Over & over again in politics, we come up against the mistakes, betrayals, compromises of iconic figures & organizations–& not just in the past. In a world where elitism & authority are honored, the young are discouraged from challenging, scrutinizing, questioning. And history constructs saints & flawless champions. It’s a way of teaching deference. It’s also a way of hiding reality behind hagiography.
Screw deference. There’s a world to change & on the path to social transformation, nothing is off limits; nothing & no one is sacred. The young should be encouraged to interrogate everything & everyone–not to replace elitism with disrespect & cynicism, but to understand the way forward. For the young there can be no hero/ines but only teachers.
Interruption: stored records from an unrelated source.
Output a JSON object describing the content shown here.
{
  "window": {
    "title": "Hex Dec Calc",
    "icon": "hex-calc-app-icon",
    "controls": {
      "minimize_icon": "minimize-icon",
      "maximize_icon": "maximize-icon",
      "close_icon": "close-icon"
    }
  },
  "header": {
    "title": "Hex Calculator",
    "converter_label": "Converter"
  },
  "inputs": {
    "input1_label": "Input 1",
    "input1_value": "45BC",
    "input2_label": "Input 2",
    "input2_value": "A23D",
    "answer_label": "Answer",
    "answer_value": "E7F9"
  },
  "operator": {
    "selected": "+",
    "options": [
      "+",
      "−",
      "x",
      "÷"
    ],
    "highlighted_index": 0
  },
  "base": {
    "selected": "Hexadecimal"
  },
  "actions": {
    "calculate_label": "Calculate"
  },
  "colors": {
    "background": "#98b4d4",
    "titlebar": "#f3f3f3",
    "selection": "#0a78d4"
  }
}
The examples from history & social struggle are too many to cite. It came up dramatically in the 2012 South African film “Dear Mandela,” where young housing activists questioned policies of the ANC government & Nelson Mandela. (Mazwi Nzimande, one of the young leaders, is leading protests now against xenophobic violence.) It came up in 2011 when Dolores Huerta from the United Farm Workers accepted the Medal of Freedom award from Obama one month after his regime permanently barred children farm workers from safety protections. It comes up with Angela Davis who cannot break loyalty with the Democratic Party; it comes up with numerous civil rights & feminist leaders who compromised rights to curry favor with the Democratic Party. It comes up when Mao Tse Tung is questioned. (Some misguided even cling to the sanctity of Joseph Stalin.) It’s the endless process of learning who to trust, what to respect.
Interrogating icons requires not insolence but information. You often see colossal ignorance displayed in criticisms of feminism from the 1970s. That movement was forged against a massive campaign of ridicule in media & now is being vilified as racist prudes by those who want to destroy & divide feminism along generational & ethnic lines rather than honest critique. Along with freedom to question, the young have to do their homework.
Choosing political leadership is not the same as selecting gurus or spiritual counselors. It’s a rugged process wrought in struggle & quite frankly those who never get off their asses but write criticisms from their easy chairs should learn to zip it. (Armchair rebels illustrate the only place in politics where humility is a virtue.) That process was played out in spades in the Egyptian uprising & now in the emerging civil rights movement. Leadership is the question of questions in social transformation. Who & whose program do we trust?
The politics of social transformation is not a place where tenure serves. Anyone who’s ever sat in an assembly of octogenarian leftists knows the full brunt of that truth. Those who marinate fifty years in sectarianism & factionalism do not improve with age but only grow more belligerent. And they are proof that nothing & no one is sacred in the process of understanding what is to be done. If the young don’t question, mistakes are not corrected. There isn’t a single case where obedience & deference served justice.